cannot be used to protect a physical product (except software code, semiconductor masks, architectural drawings and ship hull designs).
cannot be used to protect an already published utility, nonfunctional design, or process.
Your facts suggest that neither copyright nor patent protection will offer any protection.
can only be used to protect a particular product, to the extent that others attempt to suggest that their version of the product is actually that of the trademark owner. Example:
Sony manufacturers an HDTV. The TV is the product of many different individual elements, some may be patented or copyright protected -- others not. The HDTV concept itself cannot be protected -- anyone can build and market one. But, only Sony can build and market an HDTV that actually displays the Sony trademark -- and only Sony's HDTV can contain Sony patented and/or copyright protected elements.
The point here is that assuming that your ability to protect a marketing idea for an existing product requires a combination of (1) obtaining a license from the manufacturer for any portion of the existing product that can be protected via copyright or patent; and (2) marketing the remainder of the product with your trademark, rather than the manufacturer's, but only after obtaining a license to market. The reason for #1 is obvious. The reason for #2 is that where an existing product is functionally identical to a preexisting product marketed under an existing trademark, the original manufacturer can argue that your product is diluting the original manufacturer's good will -- even if you do not use the manufacturer's trademark.
BotXXXXX XXXXXne, if you want to be able to utilize your idea in any substantive manner, you will almost certainly need a license from the original manufacturer.
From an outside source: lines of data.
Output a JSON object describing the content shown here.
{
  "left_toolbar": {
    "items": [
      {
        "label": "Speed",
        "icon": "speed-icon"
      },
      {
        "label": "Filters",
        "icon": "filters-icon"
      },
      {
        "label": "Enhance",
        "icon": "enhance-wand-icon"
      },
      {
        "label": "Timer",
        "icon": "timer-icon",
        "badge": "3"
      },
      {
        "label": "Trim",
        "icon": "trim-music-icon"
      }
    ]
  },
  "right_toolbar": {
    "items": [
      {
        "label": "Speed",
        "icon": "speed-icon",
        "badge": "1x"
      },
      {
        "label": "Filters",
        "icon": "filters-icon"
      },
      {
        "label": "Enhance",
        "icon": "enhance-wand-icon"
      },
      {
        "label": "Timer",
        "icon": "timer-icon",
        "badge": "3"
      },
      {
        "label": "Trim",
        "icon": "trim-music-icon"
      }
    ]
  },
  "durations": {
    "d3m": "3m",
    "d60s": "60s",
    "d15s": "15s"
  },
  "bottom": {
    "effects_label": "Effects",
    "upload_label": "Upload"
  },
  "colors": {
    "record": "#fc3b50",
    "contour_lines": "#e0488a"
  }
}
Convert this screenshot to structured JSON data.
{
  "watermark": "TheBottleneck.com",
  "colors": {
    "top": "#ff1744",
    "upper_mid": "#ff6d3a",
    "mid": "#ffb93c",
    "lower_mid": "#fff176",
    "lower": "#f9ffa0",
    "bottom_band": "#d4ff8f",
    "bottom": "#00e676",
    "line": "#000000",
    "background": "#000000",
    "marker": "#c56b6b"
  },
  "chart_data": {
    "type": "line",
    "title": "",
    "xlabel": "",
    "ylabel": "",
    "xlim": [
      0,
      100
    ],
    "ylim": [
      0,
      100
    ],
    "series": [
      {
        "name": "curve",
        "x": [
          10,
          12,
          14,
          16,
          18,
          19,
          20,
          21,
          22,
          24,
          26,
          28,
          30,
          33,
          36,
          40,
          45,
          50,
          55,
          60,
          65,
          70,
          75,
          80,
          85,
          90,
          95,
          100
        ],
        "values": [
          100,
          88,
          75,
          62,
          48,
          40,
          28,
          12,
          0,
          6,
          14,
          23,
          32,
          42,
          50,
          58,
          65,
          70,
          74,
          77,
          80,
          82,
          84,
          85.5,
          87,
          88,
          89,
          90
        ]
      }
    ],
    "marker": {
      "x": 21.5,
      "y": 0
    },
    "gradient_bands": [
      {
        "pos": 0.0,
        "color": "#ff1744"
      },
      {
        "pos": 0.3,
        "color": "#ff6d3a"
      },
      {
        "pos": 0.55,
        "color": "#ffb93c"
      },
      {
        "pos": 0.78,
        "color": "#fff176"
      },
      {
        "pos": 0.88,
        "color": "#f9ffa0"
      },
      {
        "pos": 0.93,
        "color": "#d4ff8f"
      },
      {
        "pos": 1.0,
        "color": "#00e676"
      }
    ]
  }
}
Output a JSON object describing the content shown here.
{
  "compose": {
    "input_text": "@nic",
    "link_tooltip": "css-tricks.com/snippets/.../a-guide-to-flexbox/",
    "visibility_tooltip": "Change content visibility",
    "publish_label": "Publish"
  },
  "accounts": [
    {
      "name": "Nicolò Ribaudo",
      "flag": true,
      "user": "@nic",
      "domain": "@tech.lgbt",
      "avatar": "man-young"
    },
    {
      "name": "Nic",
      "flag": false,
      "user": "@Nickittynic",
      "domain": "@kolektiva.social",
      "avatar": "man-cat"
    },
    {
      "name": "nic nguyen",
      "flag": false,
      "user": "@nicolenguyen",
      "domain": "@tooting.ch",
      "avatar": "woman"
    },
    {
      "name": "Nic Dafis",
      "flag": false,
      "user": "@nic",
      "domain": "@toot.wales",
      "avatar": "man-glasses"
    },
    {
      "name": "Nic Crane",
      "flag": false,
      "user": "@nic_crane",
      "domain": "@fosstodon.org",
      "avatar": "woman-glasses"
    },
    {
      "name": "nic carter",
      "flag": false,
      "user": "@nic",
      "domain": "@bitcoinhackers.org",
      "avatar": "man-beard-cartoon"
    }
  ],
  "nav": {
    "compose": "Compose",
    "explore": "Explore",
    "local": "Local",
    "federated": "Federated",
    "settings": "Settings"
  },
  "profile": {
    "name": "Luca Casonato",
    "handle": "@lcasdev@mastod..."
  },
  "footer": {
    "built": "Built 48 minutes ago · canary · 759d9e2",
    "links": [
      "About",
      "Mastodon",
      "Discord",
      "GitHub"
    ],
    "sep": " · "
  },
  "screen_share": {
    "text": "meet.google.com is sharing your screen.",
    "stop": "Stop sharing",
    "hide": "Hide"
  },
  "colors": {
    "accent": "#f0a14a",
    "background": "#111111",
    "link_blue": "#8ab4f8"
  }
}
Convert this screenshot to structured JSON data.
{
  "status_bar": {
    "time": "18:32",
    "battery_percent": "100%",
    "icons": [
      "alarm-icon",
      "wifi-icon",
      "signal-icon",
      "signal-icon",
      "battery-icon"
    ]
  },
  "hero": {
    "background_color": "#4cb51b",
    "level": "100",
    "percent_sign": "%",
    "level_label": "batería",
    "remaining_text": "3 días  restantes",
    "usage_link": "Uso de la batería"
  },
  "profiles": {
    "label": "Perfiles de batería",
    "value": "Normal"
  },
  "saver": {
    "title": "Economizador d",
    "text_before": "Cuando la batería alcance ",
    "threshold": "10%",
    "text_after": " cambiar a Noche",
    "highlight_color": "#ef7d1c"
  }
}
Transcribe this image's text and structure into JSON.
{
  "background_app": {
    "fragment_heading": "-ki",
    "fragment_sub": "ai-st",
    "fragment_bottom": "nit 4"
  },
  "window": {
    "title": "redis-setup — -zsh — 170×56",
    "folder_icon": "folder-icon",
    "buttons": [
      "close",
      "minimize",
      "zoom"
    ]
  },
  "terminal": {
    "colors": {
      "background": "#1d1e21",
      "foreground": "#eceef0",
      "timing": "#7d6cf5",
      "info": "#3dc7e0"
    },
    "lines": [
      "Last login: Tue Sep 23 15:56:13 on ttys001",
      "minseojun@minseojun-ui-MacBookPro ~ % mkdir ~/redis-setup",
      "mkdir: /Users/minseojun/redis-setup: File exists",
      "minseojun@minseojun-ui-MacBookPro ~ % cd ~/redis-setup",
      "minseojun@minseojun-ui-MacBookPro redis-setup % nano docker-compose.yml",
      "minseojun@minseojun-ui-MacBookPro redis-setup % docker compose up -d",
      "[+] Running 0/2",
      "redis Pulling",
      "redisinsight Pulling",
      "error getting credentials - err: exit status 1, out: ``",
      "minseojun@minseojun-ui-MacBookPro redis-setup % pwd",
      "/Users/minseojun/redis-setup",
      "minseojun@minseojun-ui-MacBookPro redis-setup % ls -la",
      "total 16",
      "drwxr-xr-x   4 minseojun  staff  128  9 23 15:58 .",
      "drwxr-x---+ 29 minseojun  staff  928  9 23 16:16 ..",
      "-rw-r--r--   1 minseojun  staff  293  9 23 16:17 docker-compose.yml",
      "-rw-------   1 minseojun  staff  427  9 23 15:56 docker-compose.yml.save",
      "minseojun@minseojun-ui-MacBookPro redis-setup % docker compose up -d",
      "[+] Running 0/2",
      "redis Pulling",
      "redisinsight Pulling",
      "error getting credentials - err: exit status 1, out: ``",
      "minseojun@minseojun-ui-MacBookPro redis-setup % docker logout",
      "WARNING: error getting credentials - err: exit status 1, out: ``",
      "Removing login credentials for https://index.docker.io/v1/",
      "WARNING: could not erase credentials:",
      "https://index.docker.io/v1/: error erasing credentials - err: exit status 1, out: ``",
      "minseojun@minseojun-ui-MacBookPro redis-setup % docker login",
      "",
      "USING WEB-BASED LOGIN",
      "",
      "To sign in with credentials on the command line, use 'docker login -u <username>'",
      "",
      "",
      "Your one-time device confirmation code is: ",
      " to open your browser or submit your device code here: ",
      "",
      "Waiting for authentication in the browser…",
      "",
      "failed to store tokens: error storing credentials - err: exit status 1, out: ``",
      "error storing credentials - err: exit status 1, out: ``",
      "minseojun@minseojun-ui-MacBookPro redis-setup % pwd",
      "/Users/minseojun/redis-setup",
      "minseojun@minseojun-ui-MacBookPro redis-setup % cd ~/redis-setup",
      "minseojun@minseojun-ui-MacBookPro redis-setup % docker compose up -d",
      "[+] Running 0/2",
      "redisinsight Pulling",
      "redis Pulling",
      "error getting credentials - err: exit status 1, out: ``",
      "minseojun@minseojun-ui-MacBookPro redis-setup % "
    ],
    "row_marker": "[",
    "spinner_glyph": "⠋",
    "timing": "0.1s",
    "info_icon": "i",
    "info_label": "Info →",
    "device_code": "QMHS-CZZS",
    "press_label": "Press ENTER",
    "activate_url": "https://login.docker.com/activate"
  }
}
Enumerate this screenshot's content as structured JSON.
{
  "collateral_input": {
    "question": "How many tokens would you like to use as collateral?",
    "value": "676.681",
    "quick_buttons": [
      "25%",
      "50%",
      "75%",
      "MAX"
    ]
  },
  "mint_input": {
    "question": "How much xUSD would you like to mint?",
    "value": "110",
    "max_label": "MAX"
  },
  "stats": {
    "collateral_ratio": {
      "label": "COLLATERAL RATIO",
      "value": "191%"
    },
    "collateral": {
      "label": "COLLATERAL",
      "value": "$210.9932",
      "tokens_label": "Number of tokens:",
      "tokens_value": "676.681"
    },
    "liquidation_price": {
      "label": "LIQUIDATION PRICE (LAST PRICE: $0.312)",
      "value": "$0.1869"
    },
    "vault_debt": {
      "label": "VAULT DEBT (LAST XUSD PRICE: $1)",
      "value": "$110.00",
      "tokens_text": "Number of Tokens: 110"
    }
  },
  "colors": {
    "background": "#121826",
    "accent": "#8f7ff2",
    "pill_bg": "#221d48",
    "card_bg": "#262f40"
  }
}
Once you have this, you can protect your idea against others who may attempt to usurp your new use.
Please let me know if I can clarify or assist you further.